Endoscopic assessment of mucosal lesions has emerged as an important concept of disease activity in inflammatory bowel disease (IBD), and recently mucosal healing has generally been regarded as a therapeutic goal not only in ulcerative colitis (UC) but also in Crohn’s disease (CD). Several pieces of evidence have now accumulated to show that mucosal healing determined by endoscopy can alter the course of IBD, as it is associated with sustained clinical remission, and reduced rates of hospitalization and surgical resection. Generally, clinical activity indices established in IBD are mainly determined based on subjective/objective signs and the results of laboratory tests. However, those indices sometimes lead to discrepancy compared with endoscopic indices. Although endoscopy has been rarely investigated as a predictor of the clinical course of IBD, there is now growing evidence that morphological examination, including endoscopy, may help to identify among IBD patients those who should be treated with more intensive treatments. Furthermore, as demonstrated in a recent study assessing early intervention with combination of biologics and immunomodulators, endoscopy may help to select patients who will obtain the best results with early intervention.
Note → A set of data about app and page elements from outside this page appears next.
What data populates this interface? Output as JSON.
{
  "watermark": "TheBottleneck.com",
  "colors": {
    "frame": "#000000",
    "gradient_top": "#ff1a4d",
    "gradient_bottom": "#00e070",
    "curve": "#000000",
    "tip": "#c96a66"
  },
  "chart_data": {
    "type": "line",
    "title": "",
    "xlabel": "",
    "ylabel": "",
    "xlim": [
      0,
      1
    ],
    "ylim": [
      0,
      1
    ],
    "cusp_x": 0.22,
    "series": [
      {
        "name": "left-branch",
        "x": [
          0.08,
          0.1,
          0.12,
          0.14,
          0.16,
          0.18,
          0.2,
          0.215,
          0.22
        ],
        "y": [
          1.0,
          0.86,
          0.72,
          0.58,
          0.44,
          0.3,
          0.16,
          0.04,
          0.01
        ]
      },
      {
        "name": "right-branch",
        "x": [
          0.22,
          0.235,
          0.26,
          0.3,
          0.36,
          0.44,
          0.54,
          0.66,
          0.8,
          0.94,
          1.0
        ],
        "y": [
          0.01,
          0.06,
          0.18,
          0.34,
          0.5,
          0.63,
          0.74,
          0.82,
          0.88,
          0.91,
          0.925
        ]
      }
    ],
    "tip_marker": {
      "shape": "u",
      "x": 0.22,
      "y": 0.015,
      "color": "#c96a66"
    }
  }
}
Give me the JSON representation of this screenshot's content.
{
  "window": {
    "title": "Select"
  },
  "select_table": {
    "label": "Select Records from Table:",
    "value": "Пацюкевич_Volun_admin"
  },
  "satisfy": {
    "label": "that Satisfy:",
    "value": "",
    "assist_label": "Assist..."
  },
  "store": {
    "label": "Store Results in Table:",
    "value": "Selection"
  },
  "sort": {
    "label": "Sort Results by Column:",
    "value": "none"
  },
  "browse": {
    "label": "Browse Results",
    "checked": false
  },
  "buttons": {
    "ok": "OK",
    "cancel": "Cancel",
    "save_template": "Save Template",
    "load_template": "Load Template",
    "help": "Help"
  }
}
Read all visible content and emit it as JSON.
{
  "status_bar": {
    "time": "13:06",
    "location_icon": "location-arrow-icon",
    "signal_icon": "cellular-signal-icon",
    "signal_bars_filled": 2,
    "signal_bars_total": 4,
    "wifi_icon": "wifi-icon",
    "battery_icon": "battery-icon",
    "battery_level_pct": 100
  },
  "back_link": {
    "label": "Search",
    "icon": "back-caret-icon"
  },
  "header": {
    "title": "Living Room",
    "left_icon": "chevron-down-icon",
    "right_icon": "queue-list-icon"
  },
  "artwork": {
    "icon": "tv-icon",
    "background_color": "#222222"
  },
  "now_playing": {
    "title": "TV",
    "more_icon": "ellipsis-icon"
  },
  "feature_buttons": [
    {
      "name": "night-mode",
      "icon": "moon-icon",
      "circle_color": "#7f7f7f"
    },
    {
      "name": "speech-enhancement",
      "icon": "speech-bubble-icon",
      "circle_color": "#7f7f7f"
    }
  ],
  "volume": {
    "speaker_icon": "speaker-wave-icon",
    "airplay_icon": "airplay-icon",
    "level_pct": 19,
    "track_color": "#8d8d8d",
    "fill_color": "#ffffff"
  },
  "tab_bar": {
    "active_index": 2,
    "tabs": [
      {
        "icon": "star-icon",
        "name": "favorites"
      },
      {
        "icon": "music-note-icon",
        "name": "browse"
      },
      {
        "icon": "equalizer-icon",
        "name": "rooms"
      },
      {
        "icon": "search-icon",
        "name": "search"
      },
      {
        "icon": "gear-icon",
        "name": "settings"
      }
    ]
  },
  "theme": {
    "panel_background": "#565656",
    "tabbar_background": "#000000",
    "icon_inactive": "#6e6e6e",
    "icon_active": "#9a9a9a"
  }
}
This chapter summarizes the role of endoscopy in IBD by introducing several modalities such as colonoscopy, balloon-assisted enteroscopy, and video capsule endoscopy, as well as CT colonography and MR enterography.
ASJC Scopus subject areas